When prospects ask you the question: "What's your price?" the worst decision you can possibly make is to answer that question before you have added value.

When prospects prematurely ask me my price, I do everything in my power to dodge the question and begin asking questions of my own that I've designed to raise the odds that the price I eventually do quote will go uncontested. Here are a few examples:

  • "Before we get into pricing, please tell me a little bit about your business."
  • "What techniques do you use to attract new customers?"
  • "What obstacles do your company's salespeople face that prevents them from achieving their full potential?"
  • "What do your prospects tell you is the number one reason they buy material from one of your competitors instead of you?
  • "Would you please tell me the biggest challenges you believe your salespeople are currently facing."

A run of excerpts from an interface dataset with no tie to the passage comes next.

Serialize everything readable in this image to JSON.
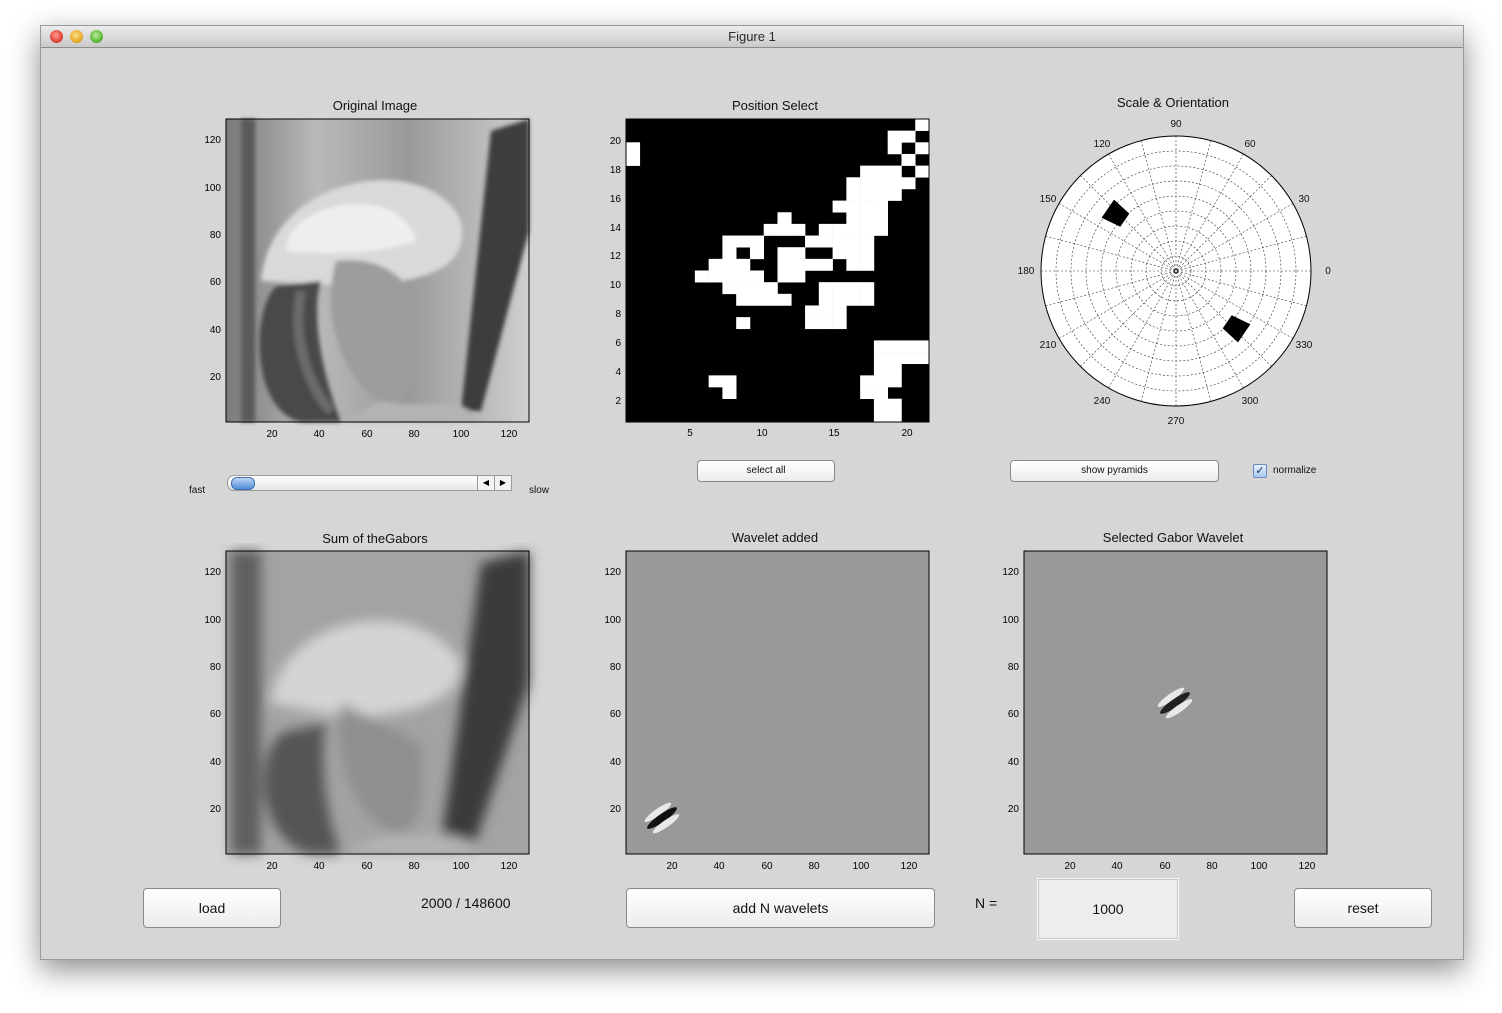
{
  "window": {
    "title": "Figure 1"
  },
  "panels": {
    "original": {
      "title": "Original Image",
      "xticks": [
        "20",
        "40",
        "60",
        "80",
        "100",
        "120"
      ],
      "yticks": [
        "20",
        "40",
        "60",
        "80",
        "100",
        "120"
      ]
    },
    "position": {
      "title": "Position Select",
      "xticks": [
        "5",
        "10",
        "15",
        "20"
      ],
      "yticks": [
        "2",
        "4",
        "6",
        "8",
        "10",
        "12",
        "14",
        "16",
        "18",
        "20"
      ]
    },
    "polar": {
      "title": "Scale & Orientation",
      "angles": [
        "90",
        "60",
        "30",
        "0",
        "330",
        "300",
        "270",
        "240",
        "210",
        "180",
        "150",
        "120"
      ]
    },
    "sum": {
      "title": "Sum of theGabors",
      "xticks": [
        "20",
        "40",
        "60",
        "80",
        "100",
        "120"
      ],
      "yticks": [
        "20",
        "40",
        "60",
        "80",
        "100",
        "120"
      ]
    },
    "added": {
      "title": "Wavelet added",
      "xticks": [
        "20",
        "40",
        "60",
        "80",
        "100",
        "120"
      ],
      "yticks": [
        "20",
        "40",
        "60",
        "80",
        "100",
        "120"
      ]
    },
    "selected": {
      "title": "Selected Gabor Wavelet",
      "xticks": [
        "20",
        "40",
        "60",
        "80",
        "100",
        "120"
      ],
      "yticks": [
        "20",
        "40",
        "60",
        "80",
        "100",
        "120"
      ]
    }
  },
  "controls": {
    "speed_fast": "fast",
    "speed_slow": "slow",
    "speed_value": 0.0,
    "select_all": "select all",
    "show_pyramids": "show pyramids",
    "normalize": "normalize",
    "normalize_checked": true,
    "load": "load",
    "counter": "2000 / 148600",
    "add": "add N wavelets",
    "n_label": "N =",
    "n_value": "1000",
    "reset": "reset"
  },
  "position_grid": [
    "0000000000000000000001",
    "0000000000000000000110",
    "1000000000000000000101",
    "1000000000000000000010",
    "0000000000000000011101",
    "0000000000000000111110",
    "0000000000000000111100",
    "0000000000000001111000",
    "0000000000010000111000",
    "0000000000111011111000",
    "0000000111000111110000",
    "0000000101011001110000",
    "0000001110011110110000",
    "0000011111011000000000",
    "0000000111100011110000",
    "0000000011110011110000",
    "0000000000000111000000",
    "0000000010000111000000",
    "0000000000000000000000",
    "0000000000000000001111",
    "0000000000000000001111",
    "0000000000000000001100",
    "0000001100000000011100",
    "0000000100000000011000",
    "0000000000000000001100",
    "0000000000000000001100"
  ],
  "icons": {
    "window_controls": [
      "close-icon",
      "minimize-icon",
      "zoom-icon"
    ],
    "slider_arrows": [
      "arrow-left-icon",
      "arrow-right-icon"
    ],
    "checkbox": "checkmark-icon"
  },
  "colors": {
    "figure_bg": "#d6d6d6",
    "selection_white": "#ffffff",
    "selection_black": "#000000",
    "wavelet_gray": "#999999"
  }
}
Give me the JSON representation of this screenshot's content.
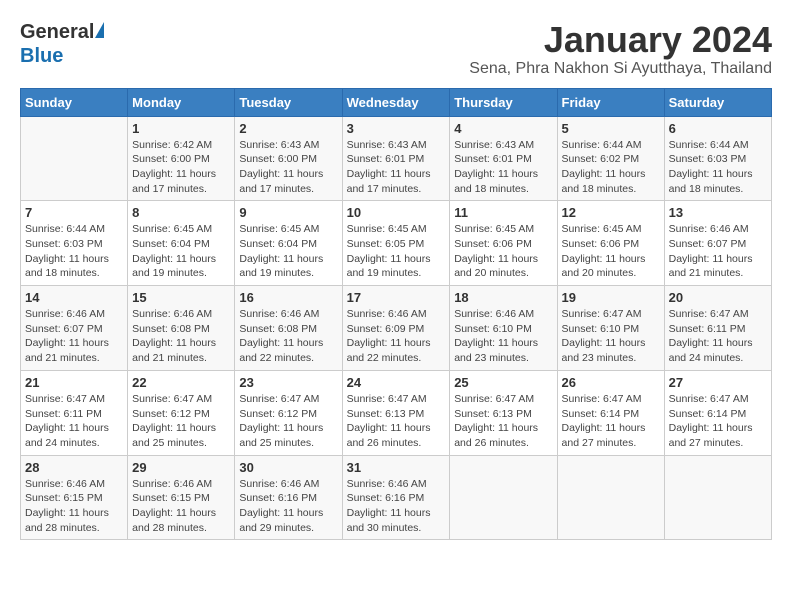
{
  "header": {
    "logo_general": "General",
    "logo_blue": "Blue",
    "month": "January 2024",
    "location": "Sena, Phra Nakhon Si Ayutthaya, Thailand"
  },
  "weekdays": [
    "Sunday",
    "Monday",
    "Tuesday",
    "Wednesday",
    "Thursday",
    "Friday",
    "Saturday"
  ],
  "weeks": [
    [
      {
        "day": "",
        "details": ""
      },
      {
        "day": "1",
        "details": "Sunrise: 6:42 AM\nSunset: 6:00 PM\nDaylight: 11 hours\nand 17 minutes."
      },
      {
        "day": "2",
        "details": "Sunrise: 6:43 AM\nSunset: 6:00 PM\nDaylight: 11 hours\nand 17 minutes."
      },
      {
        "day": "3",
        "details": "Sunrise: 6:43 AM\nSunset: 6:01 PM\nDaylight: 11 hours\nand 17 minutes."
      },
      {
        "day": "4",
        "details": "Sunrise: 6:43 AM\nSunset: 6:01 PM\nDaylight: 11 hours\nand 18 minutes."
      },
      {
        "day": "5",
        "details": "Sunrise: 6:44 AM\nSunset: 6:02 PM\nDaylight: 11 hours\nand 18 minutes."
      },
      {
        "day": "6",
        "details": "Sunrise: 6:44 AM\nSunset: 6:03 PM\nDaylight: 11 hours\nand 18 minutes."
      }
    ],
    [
      {
        "day": "7",
        "details": "Sunrise: 6:44 AM\nSunset: 6:03 PM\nDaylight: 11 hours\nand 18 minutes."
      },
      {
        "day": "8",
        "details": "Sunrise: 6:45 AM\nSunset: 6:04 PM\nDaylight: 11 hours\nand 19 minutes."
      },
      {
        "day": "9",
        "details": "Sunrise: 6:45 AM\nSunset: 6:04 PM\nDaylight: 11 hours\nand 19 minutes."
      },
      {
        "day": "10",
        "details": "Sunrise: 6:45 AM\nSunset: 6:05 PM\nDaylight: 11 hours\nand 19 minutes."
      },
      {
        "day": "11",
        "details": "Sunrise: 6:45 AM\nSunset: 6:06 PM\nDaylight: 11 hours\nand 20 minutes."
      },
      {
        "day": "12",
        "details": "Sunrise: 6:45 AM\nSunset: 6:06 PM\nDaylight: 11 hours\nand 20 minutes."
      },
      {
        "day": "13",
        "details": "Sunrise: 6:46 AM\nSunset: 6:07 PM\nDaylight: 11 hours\nand 21 minutes."
      }
    ],
    [
      {
        "day": "14",
        "details": "Sunrise: 6:46 AM\nSunset: 6:07 PM\nDaylight: 11 hours\nand 21 minutes."
      },
      {
        "day": "15",
        "details": "Sunrise: 6:46 AM\nSunset: 6:08 PM\nDaylight: 11 hours\nand 21 minutes."
      },
      {
        "day": "16",
        "details": "Sunrise: 6:46 AM\nSunset: 6:08 PM\nDaylight: 11 hours\nand 22 minutes."
      },
      {
        "day": "17",
        "details": "Sunrise: 6:46 AM\nSunset: 6:09 PM\nDaylight: 11 hours\nand 22 minutes."
      },
      {
        "day": "18",
        "details": "Sunrise: 6:46 AM\nSunset: 6:10 PM\nDaylight: 11 hours\nand 23 minutes."
      },
      {
        "day": "19",
        "details": "Sunrise: 6:47 AM\nSunset: 6:10 PM\nDaylight: 11 hours\nand 23 minutes."
      },
      {
        "day": "20",
        "details": "Sunrise: 6:47 AM\nSunset: 6:11 PM\nDaylight: 11 hours\nand 24 minutes."
      }
    ],
    [
      {
        "day": "21",
        "details": "Sunrise: 6:47 AM\nSunset: 6:11 PM\nDaylight: 11 hours\nand 24 minutes."
      },
      {
        "day": "22",
        "details": "Sunrise: 6:47 AM\nSunset: 6:12 PM\nDaylight: 11 hours\nand 25 minutes."
      },
      {
        "day": "23",
        "details": "Sunrise: 6:47 AM\nSunset: 6:12 PM\nDaylight: 11 hours\nand 25 minutes."
      },
      {
        "day": "24",
        "details": "Sunrise: 6:47 AM\nSunset: 6:13 PM\nDaylight: 11 hours\nand 26 minutes."
      },
      {
        "day": "25",
        "details": "Sunrise: 6:47 AM\nSunset: 6:13 PM\nDaylight: 11 hours\nand 26 minutes."
      },
      {
        "day": "26",
        "details": "Sunrise: 6:47 AM\nSunset: 6:14 PM\nDaylight: 11 hours\nand 27 minutes."
      },
      {
        "day": "27",
        "details": "Sunrise: 6:47 AM\nSunset: 6:14 PM\nDaylight: 11 hours\nand 27 minutes."
      }
    ],
    [
      {
        "day": "28",
        "details": "Sunrise: 6:46 AM\nSunset: 6:15 PM\nDaylight: 11 hours\nand 28 minutes."
      },
      {
        "day": "29",
        "details": "Sunrise: 6:46 AM\nSunset: 6:15 PM\nDaylight: 11 hours\nand 28 minutes."
      },
      {
        "day": "30",
        "details": "Sunrise: 6:46 AM\nSunset: 6:16 PM\nDaylight: 11 hours\nand 29 minutes."
      },
      {
        "day": "31",
        "details": "Sunrise: 6:46 AM\nSunset: 6:16 PM\nDaylight: 11 hours\nand 30 minutes."
      },
      {
        "day": "",
        "details": ""
      },
      {
        "day": "",
        "details": ""
      },
      {
        "day": "",
        "details": ""
      }
    ]
  ]
}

Why am I asking these type questions? Because my goal is not to quote the prospect, it is to earn the right to quote by differentiating myself from the other salespeople who are soliciting his business. My goal is to find out what I can do to help this customer or prospect. The primary way I earn a prospect's business is to first do something for my prospect that he can't do for himself.
Most salespeople answer the price question the prospect asks and they answer it prematurely. When they do so, they have given the prospect an open invitation to tell them that their price is too high.

The salespeople themselves must be skilled at asking good open-ended questions and delivering the resources that the builder customer needs to win the battle for business in his respective market.